A growing west-coast folk-rock and country-rock movement also appreciated the efforts of the pioneering bluegrass duo.
Vern and Ray are the subject of an upcoming episode of Hangtown’s musical roots.
Ray Park was born in 1933 in rural Treat, Ark., the fourth of eight children. He spent his early years in a log cabin beside Moccasin Creek.
Asked how he and Williams achieved their soulful sound, Park once replied, “You’ve got to live in a cabin before you can sing about it.”
He documented his early life in a folksy partial autobiography written shortly before his death. His son-in-law John Cobourn based a 2002 memorial essay for the California Bluegrass Association essay titled “Looking back — Ray Park.”
Park recalls a geographically and culturally isolated life on a subsistence farm.
His favorite breakfast? “Fried squirrel with gravy, biscuits and molasses,” he said.
In a family of eight, “it was sometimes tough come biscuit time,” he added.
Low crop prices, blights and a series of devastating floods all conspired to make life miserable for Arkansas’ small farmers in the 1930s, half of which were either tenants or sharecroppers.
Neither model was viable, according to the “Encyclopedia of Arkansas History and Culture.”
More than 2 million acres in Arkansas were inundated by flooding in 1927, yet state officials opposed New Deal dams and rural electrification early on as “progressivism,” according to the encyclopedia, which notes that only a small fraction of Arkansas farms had electricity before the late 1940s.
One beneficiary of the state’s resistance to modernism was its traditional music, which percolated on front porches and living rooms, emerging years later along racial lines as highly distilled bluegrass or blues.
Much of the Park family’s social life revolved around music. Both parents played banjo and fiddle. Everyone sang. Pickin’ parties with the extended family and neighbors were common.
Times were particularly hard in 1933, the year Park was born, when an estimated 40 percent of the Arkansas workforce was unemployed.
In the autobiography, Park recalls his father shoveling sand for $1 a day, glad for the work. One summer the Park family picked cotton in Missouri. A coal mining job took them to Texas until the work ran out.
His father made ends meet by making whiskey. Despite constant attention by the local authorities, “Dad was always one step ahead of those revenuer men,” said Park in his autobiography. “Dad didn’t drink, he just made it. I believe this was a plus.”

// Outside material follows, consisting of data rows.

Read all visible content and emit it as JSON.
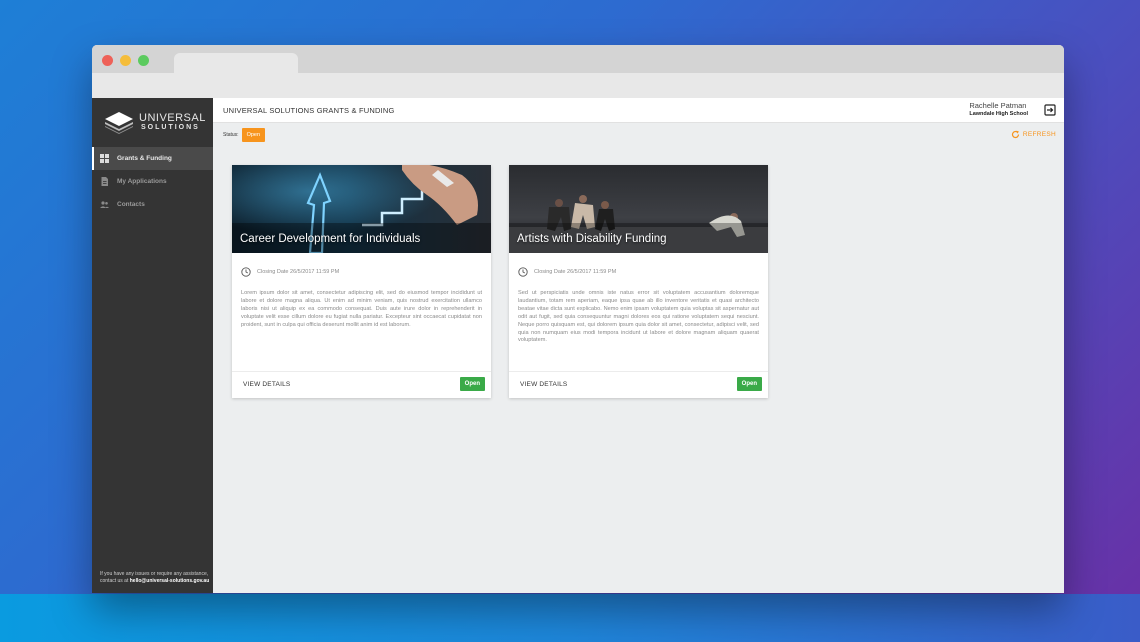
{
  "app": {
    "logo": {
      "word1": "UNIVERSAL",
      "word2": "SOLUTIONS"
    },
    "header_title": "UNIVERSAL SOLUTIONS GRANTS & FUNDING",
    "user": {
      "name": "Rachelle Patman",
      "school": "Lawndale High School"
    }
  },
  "sidebar": {
    "items": [
      {
        "label": "Grants & Funding",
        "icon": "grid-icon",
        "active": true
      },
      {
        "label": "My Applications",
        "icon": "document-icon",
        "active": false
      },
      {
        "label": "Contacts",
        "icon": "people-icon",
        "active": false
      }
    ],
    "help_text": "If you have any issues or require any assistance, contact us at",
    "help_email": "hello@universal-solutions.gov.au"
  },
  "filter": {
    "label": "Status:",
    "value": "Open"
  },
  "refresh_label": "REFRESH",
  "cards": [
    {
      "title": "Career Development for Individuals",
      "closing": "Closing Date 26/5/2017 11:59 PM",
      "body": "Lorem ipsum dolor sit amet, consectetur adipiscing elit, sed do eiusmod tempor incididunt ut labore et dolore magna aliqua. Ut enim ad minim veniam, quis nostrud exercitation ullamco laboris nisi ut aliquip ex ea commodo consequat. Duis aute irure dolor in reprehenderit in voluptate velit esse cillum dolore eu fugiat nulla pariatur. Excepteur sint occaecat cupidatat non proident, sunt in culpa qui officia deserunt mollit anim id est laborum.",
      "view_label": "VIEW DETAILS",
      "status": "Open"
    },
    {
      "title": "Artists with Disability Funding",
      "closing": "Closing Date 26/5/2017 11:59 PM",
      "body": "Sed ut perspiciatis unde omnis iste natus error sit voluptatem accusantium doloremque laudantium, totam rem aperiam, eaque ipsa quae ab illo inventore veritatis et quasi architecto beatae vitae dicta sunt explicabo. Nemo enim ipsam voluptatem quia voluptas sit aspernatur aut odit aut fugit, sed quia consequuntur magni dolores eos qui ratione voluptatem sequi nesciunt. Neque porro quisquam est, qui dolorem ipsum quia dolor sit amet, consectetur, adipisci velit, sed quia non numquam eius modi tempora incidunt ut labore et dolore magnam aliquam quaerat voluptatem.",
      "view_label": "VIEW DETAILS",
      "status": "Open"
    }
  ],
  "colors": {
    "accent_orange": "#f7941d",
    "open_green": "#3aaa48",
    "sidebar_bg": "#343434"
  }
}
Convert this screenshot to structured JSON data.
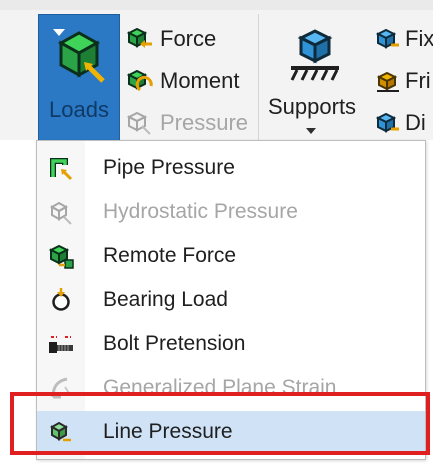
{
  "ribbon": {
    "loads": {
      "label": "Loads"
    },
    "commands": [
      {
        "id": "force",
        "label": "Force",
        "enabled": true,
        "icon": "force-icon"
      },
      {
        "id": "moment",
        "label": "Moment",
        "enabled": true,
        "icon": "moment-icon"
      },
      {
        "id": "pressure",
        "label": "Pressure",
        "enabled": false,
        "icon": "pressure-icon"
      }
    ],
    "supports": {
      "label": "Supports"
    },
    "right_partial": [
      {
        "label": "Fix",
        "icon": "fixed-support-icon"
      },
      {
        "label": "Fri",
        "icon": "frictionless-support-icon"
      },
      {
        "label": "Di",
        "icon": "displacement-icon"
      }
    ]
  },
  "loads_menu": {
    "items": [
      {
        "label": "Pipe Pressure",
        "enabled": true,
        "icon": "pipe-pressure-icon"
      },
      {
        "label": "Hydrostatic Pressure",
        "enabled": false,
        "icon": "hydrostatic-pressure-icon"
      },
      {
        "label": "Remote Force",
        "enabled": true,
        "icon": "remote-force-icon"
      },
      {
        "label": "Bearing Load",
        "enabled": true,
        "icon": "bearing-load-icon"
      },
      {
        "label": "Bolt Pretension",
        "enabled": true,
        "icon": "bolt-pretension-icon"
      },
      {
        "label": "Generalized Plane Strain",
        "enabled": false,
        "icon": "generalized-plane-strain-icon"
      },
      {
        "label": "Line Pressure",
        "enabled": true,
        "highlighted": true,
        "icon": "line-pressure-icon"
      }
    ]
  },
  "colors": {
    "accent": "#2b78c5",
    "highlight": "#cfe2f6",
    "annotation": "#e02020",
    "disabled_text": "#a6a6a6"
  }
}
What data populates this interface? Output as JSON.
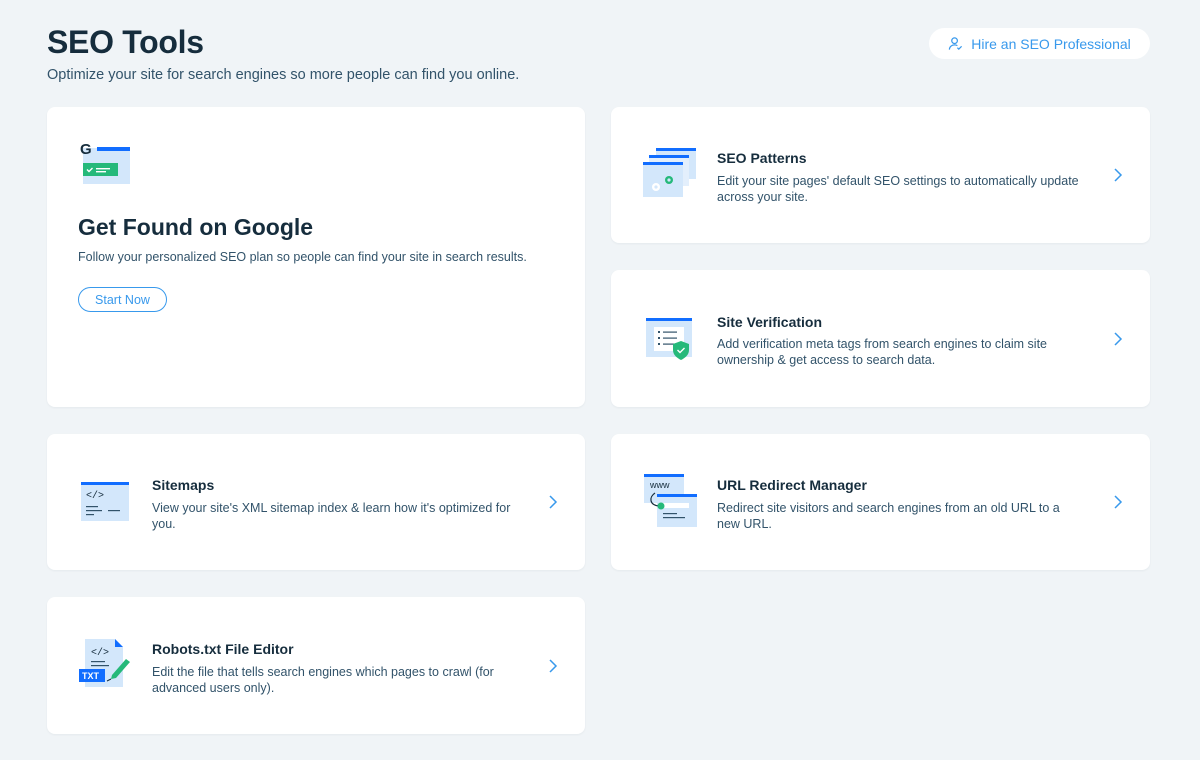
{
  "header": {
    "title": "SEO Tools",
    "subtitle": "Optimize your site for search engines so more people can find you online.",
    "hire_label": "Hire an SEO Professional"
  },
  "feature": {
    "title": "Get Found on Google",
    "description": "Follow your personalized SEO plan so people can find your site in search results.",
    "button_label": "Start Now",
    "icon": "google-search-icon"
  },
  "tools": [
    {
      "title": "SEO Patterns",
      "description_line1": "Edit your site pages' default SEO settings to automatically update",
      "description_line2": "across your site.",
      "icon": "seo-patterns-icon"
    },
    {
      "title": "Site Verification",
      "description_line1": "Add verification meta tags from search engines to claim site",
      "description_line2": "ownership & get access to search data.",
      "icon": "site-verification-icon"
    },
    {
      "title": "Sitemaps",
      "description_line1": "View your site's XML sitemap index & learn how it's optimized for",
      "description_line2": "you.",
      "icon": "sitemap-icon"
    },
    {
      "title": "URL Redirect Manager",
      "description_line1": "Redirect site visitors and search engines from an old URL to a",
      "description_line2": "new URL.",
      "icon": "url-redirect-icon",
      "icon_text": "www"
    },
    {
      "title": "Robots.txt File Editor",
      "description_line1": "Edit the file that tells search engines which pages to crawl (for",
      "description_line2": "advanced users only).",
      "icon": "robots-txt-icon",
      "icon_text": "TXT"
    }
  ],
  "colors": {
    "accent": "#3899EC",
    "background": "#F0F4F7",
    "title_text": "#162D3D",
    "body_text": "#32536A",
    "icon_light": "#D3E7FB",
    "icon_blue": "#116DFF",
    "icon_green": "#25B97A"
  }
}
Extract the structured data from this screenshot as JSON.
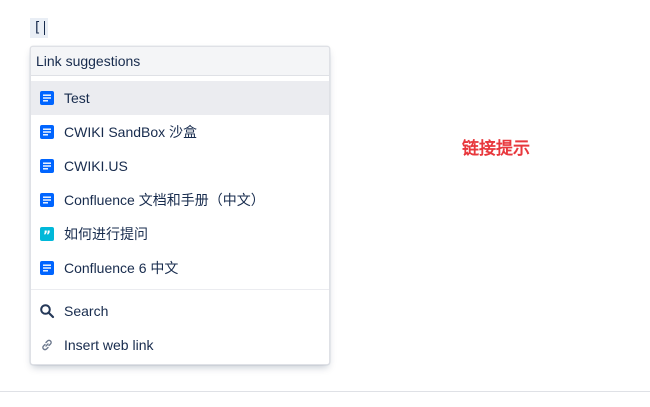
{
  "editor": {
    "typed_text": "["
  },
  "popup": {
    "header": "Link suggestions",
    "items": [
      {
        "label": "Test",
        "icon": "page-icon",
        "icon_color": "#0052cc"
      },
      {
        "label": "CWIKI SandBox 沙盒",
        "icon": "page-icon",
        "icon_color": "#0052cc"
      },
      {
        "label": "CWIKI.US",
        "icon": "page-icon",
        "icon_color": "#0052cc"
      },
      {
        "label": "Confluence 文档和手册（中文）",
        "icon": "page-icon",
        "icon_color": "#0052cc"
      },
      {
        "label": "如何进行提问",
        "icon": "quote-icon",
        "icon_color": "#00b8d9"
      },
      {
        "label": "Confluence 6 中文",
        "icon": "page-icon",
        "icon_color": "#0052cc"
      }
    ],
    "selected_item": "Test",
    "actions": [
      {
        "label": "Search",
        "icon": "search-icon"
      },
      {
        "label": "Insert web link",
        "icon": "link-icon"
      }
    ]
  },
  "annotation": {
    "text": "链接提示",
    "color": "#e8383d"
  }
}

The family lived in constant fear of the local authorities, who routinely searched the house and questioned the kids.
“Your dad is making whiskey isn’t he?”
“Nope” was the reply. Then they’d ask “where does he hide it?”
“Don’t know” was the answer.
Park also mentions that the local sheriff was a customer, which might have helped keep the business afloat.
In 1941 the family joined the estimated 2.5 million dust-bowl refugees that headed west for California, where agriculture was booming and massive public works projects provided thousands of jobs.
The Park family, all seven of them, with number eight on the way, piled into a 1936 Ford and pointed it west on Route 66 with two mattresses tied to the roof, $28 in their pocket and a tub of fried chicken.
“You could follow our chicken bones three quarters of the way to California,” said Park in the autobiography.
They made it as far as Barstow before the money ran out. Park’s father approached a kindly motel/grocery clerk and offered to work for a room and a meal. The man supplied both and pointed to an orange grove down the road with pickers in the field.
“We all went to work,” said Park. “I think we made $5 or $10 that day … We had hit pay dirt.”
They stayed for a week and arrived in Stockton with cash in hand. His parents continued to pick fruit and one day purchased a thrift store fiddle for 8-year old Ray, triggering a lifelong affection for the instrument.
The next episode of Hangtown Music History picks up the Ray Park story in California, where he starred in his own television show and went head-to head with Elvis Presley ‒ spoiler alert, Elvis won — before connecting with Vern Williams as Northern California’s first bluegrass band.